Aim of the exercise =
What follows is a set of records; copy all of it exactly.

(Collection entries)
• • • •

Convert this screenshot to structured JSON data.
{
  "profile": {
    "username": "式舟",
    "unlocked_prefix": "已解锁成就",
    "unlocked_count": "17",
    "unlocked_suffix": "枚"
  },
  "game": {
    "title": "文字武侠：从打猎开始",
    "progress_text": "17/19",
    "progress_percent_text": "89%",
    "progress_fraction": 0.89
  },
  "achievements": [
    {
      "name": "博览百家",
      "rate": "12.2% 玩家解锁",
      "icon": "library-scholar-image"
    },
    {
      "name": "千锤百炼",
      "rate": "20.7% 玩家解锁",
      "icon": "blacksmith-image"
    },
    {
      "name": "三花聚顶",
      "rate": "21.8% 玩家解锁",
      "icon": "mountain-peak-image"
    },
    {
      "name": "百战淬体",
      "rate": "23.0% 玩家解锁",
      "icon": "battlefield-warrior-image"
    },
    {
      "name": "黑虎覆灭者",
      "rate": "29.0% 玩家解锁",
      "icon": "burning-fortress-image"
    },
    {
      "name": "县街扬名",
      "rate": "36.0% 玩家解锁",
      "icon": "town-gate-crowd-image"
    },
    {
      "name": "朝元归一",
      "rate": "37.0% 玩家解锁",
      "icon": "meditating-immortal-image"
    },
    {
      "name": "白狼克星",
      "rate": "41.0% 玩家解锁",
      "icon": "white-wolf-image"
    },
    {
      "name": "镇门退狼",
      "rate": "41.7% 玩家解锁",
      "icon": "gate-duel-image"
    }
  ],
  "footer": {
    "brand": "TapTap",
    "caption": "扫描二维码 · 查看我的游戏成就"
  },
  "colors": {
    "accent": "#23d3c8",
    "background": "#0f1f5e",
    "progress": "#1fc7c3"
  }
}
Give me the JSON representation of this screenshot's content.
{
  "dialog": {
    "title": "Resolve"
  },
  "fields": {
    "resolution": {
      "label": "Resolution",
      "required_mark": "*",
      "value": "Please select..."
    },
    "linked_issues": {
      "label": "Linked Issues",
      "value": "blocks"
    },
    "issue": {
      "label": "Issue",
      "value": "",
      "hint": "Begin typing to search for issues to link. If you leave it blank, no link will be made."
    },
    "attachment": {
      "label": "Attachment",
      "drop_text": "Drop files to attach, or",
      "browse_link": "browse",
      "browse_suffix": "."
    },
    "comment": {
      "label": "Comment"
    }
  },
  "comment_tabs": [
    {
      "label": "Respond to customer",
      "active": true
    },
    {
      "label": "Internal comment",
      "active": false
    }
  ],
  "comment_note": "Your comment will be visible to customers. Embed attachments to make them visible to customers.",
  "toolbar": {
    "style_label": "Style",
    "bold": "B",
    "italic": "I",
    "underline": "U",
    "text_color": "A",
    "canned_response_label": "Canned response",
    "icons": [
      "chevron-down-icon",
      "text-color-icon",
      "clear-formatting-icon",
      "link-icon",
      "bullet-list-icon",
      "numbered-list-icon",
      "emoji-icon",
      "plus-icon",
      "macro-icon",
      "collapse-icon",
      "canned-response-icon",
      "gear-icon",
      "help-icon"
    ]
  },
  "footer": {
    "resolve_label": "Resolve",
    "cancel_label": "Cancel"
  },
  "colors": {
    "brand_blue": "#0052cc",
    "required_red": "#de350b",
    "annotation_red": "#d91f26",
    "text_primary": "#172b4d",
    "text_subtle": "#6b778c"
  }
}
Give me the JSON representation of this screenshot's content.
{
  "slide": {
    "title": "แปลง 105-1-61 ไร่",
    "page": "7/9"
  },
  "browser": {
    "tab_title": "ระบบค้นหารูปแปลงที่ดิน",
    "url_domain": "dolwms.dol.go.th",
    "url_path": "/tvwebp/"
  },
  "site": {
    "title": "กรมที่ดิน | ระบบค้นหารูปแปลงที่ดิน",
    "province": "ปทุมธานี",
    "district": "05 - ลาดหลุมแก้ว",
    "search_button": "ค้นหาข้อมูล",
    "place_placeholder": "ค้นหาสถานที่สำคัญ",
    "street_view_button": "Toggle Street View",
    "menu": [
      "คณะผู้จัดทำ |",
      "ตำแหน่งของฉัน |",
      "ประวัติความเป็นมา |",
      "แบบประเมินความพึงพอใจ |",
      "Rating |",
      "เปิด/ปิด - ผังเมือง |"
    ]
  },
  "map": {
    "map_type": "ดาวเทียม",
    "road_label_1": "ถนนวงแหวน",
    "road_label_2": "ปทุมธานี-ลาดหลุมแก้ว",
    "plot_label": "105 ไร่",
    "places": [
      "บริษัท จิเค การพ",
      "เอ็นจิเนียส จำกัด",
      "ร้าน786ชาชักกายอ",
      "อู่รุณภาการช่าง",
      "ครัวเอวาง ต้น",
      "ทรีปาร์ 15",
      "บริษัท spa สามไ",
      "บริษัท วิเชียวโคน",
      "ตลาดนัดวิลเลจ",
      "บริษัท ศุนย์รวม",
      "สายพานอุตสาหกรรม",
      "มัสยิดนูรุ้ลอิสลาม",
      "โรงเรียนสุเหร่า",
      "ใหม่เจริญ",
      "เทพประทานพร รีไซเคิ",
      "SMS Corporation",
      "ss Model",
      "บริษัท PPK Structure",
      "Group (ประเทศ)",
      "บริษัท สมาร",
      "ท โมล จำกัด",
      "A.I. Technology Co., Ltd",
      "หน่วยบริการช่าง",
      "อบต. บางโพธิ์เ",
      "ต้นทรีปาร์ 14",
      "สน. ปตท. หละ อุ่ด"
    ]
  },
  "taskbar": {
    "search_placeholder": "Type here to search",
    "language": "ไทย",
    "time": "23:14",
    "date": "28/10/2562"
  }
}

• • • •

Exercise output =
Convert this screenshot to structured JSON data.
{
  "profile": {
    "username": "式舟",
    "unlocked_prefix": "已解锁成就",
    "unlocked_count": "17",
    "unlocked_suffix": "枚"
  },
  "game": {
    "title": "文字武侠：从打猎开始",
    "progress_text": "17/19",
    "progress_percent_text": "89%",
    "progress_fraction": 0.89
  },
  "achievements": [
    {
      "name": "博览百家",
      "rate": "12.2% 玩家解锁",
      "icon": "library-scholar-image"
    },
    {
      "name": "千锤百炼",
      "rate": "20.7% 玩家解锁",
      "icon": "blacksmith-image"
    },
    {
      "name": "三花聚顶",
      "rate": "21.8% 玩家解锁",
      "icon": "mountain-peak-image"
    },
    {
      "name": "百战淬体",
      "rate": "23.0% 玩家解锁",
      "icon": "battlefield-warrior-image"
    },
    {
      "name": "黑虎覆灭者",
      "rate": "29.0% 玩家解锁",
      "icon": "burning-fortress-image"
    },
    {
      "name": "县街扬名",
      "rate": "36.0% 玩家解锁",
      "icon": "town-gate-crowd-image"
    },
    {
      "name": "朝元归一",
      "rate": "37.0% 玩家解锁",
      "icon": "meditating-immortal-image"
    },
    {
      "name": "白狼克星",
      "rate": "41.0% 玩家解锁",
      "icon": "white-wolf-image"
    },
    {
      "name": "镇门退狼",
      "rate": "41.7% 玩家解锁",
      "icon": "gate-duel-image"
    }
  ],
  "footer": {
    "brand": "TapTap",
    "caption": "扫描二维码 · 查看我的游戏成就"
  },
  "colors": {
    "accent": "#23d3c8",
    "background": "#0f1f5e",
    "progress": "#1fc7c3"
  }
}
Give me the JSON representation of this screenshot's content.
{
  "dialog": {
    "title": "Resolve"
  },
  "fields": {
    "resolution": {
      "label": "Resolution",
      "required_mark": "*",
      "value": "Please select..."
    },
    "linked_issues": {
      "label": "Linked Issues",
      "value": "blocks"
    },
    "issue": {
      "label": "Issue",
      "value": "",
      "hint": "Begin typing to search for issues to link. If you leave it blank, no link will be made."
    },
    "attachment": {
      "label": "Attachment",
      "drop_text": "Drop files to attach, or",
      "browse_link": "browse",
      "browse_suffix": "."
    },
    "comment": {
      "label": "Comment"
    }
  },
  "comment_tabs": [
    {
      "label": "Respond to customer",
      "active": true
    },
    {
      "label": "Internal comment",
      "active": false
    }
  ],
  "comment_note": "Your comment will be visible to customers. Embed attachments to make them visible to customers.",
  "toolbar": {
    "style_label": "Style",
    "bold": "B",
    "italic": "I",
    "underline": "U",
    "text_color": "A",
    "canned_response_label": "Canned response",
    "icons": [
      "chevron-down-icon",
      "text-color-icon",
      "clear-formatting-icon",
      "link-icon",
      "bullet-list-icon",
      "numbered-list-icon",
      "emoji-icon",
      "plus-icon",
      "macro-icon",
      "collapse-icon",
      "canned-response-icon",
      "gear-icon",
      "help-icon"
    ]
  },
  "footer": {
    "resolve_label": "Resolve",
    "cancel_label": "Cancel"
  },
  "colors": {
    "brand_blue": "#0052cc",
    "required_red": "#de350b",
    "annotation_red": "#d91f26",
    "text_primary": "#172b4d",
    "text_subtle": "#6b778c"
  }
}
Give me the JSON representation of this screenshot's content.
{
  "slide": {
    "title": "แปลง 105-1-61 ไร่",
    "page": "7/9"
  },
  "browser": {
    "tab_title": "ระบบค้นหารูปแปลงที่ดิน",
    "url_domain": "dolwms.dol.go.th",
    "url_path": "/tvwebp/"
  },
  "site": {
    "title": "กรมที่ดิน | ระบบค้นหารูปแปลงที่ดิน",
    "province": "ปทุมธานี",
    "district": "05 - ลาดหลุมแก้ว",
    "search_button": "ค้นหาข้อมูล",
    "place_placeholder": "ค้นหาสถานที่สำคัญ",
    "street_view_button": "Toggle Street View",
    "menu": [
      "คณะผู้จัดทำ |",
      "ตำแหน่งของฉัน |",
      "ประวัติความเป็นมา |",
      "แบบประเมินความพึงพอใจ |",
      "Rating |",
      "เปิด/ปิด - ผังเมือง |"
    ]
  },
  "map": {
    "map_type": "ดาวเทียม",
    "road_label_1": "ถนนวงแหวน",
    "road_label_2": "ปทุมธานี-ลาดหลุมแก้ว",
    "plot_label": "105 ไร่",
    "places": [
      "บริษัท จิเค การพ",
      "เอ็นจิเนียส จำกัด",
      "ร้าน786ชาชักกายอ",
      "อู่รุณภาการช่าง",
      "ครัวเอวาง ต้น",
      "ทรีปาร์ 15",
      "บริษัท spa สามไ",
      "บริษัท วิเชียวโคน",
      "ตลาดนัดวิลเลจ",
      "บริษัท ศุนย์รวม",
      "สายพานอุตสาหกรรม",
      "มัสยิดนูรุ้ลอิสลาม",
      "โรงเรียนสุเหร่า",
      "ใหม่เจริญ",
      "เทพประทานพร รีไซเคิ",
      "SMS Corporation",
      "ss Model",
      "บริษัท PPK Structure",
      "Group (ประเทศ)",
      "บริษัท สมาร",
      "ท โมล จำกัด",
      "A.I. Technology Co., Ltd",
      "หน่วยบริการช่าง",
      "อบต. บางโพธิ์เ",
      "ต้นทรีปาร์ 14",
      "สน. ปตท. หละ อุ่ด"
    ]
  },
  "taskbar": {
    "search_placeholder": "Type here to search",
    "language": "ไทย",
    "time": "23:14",
    "date": "28/10/2562"
  }
}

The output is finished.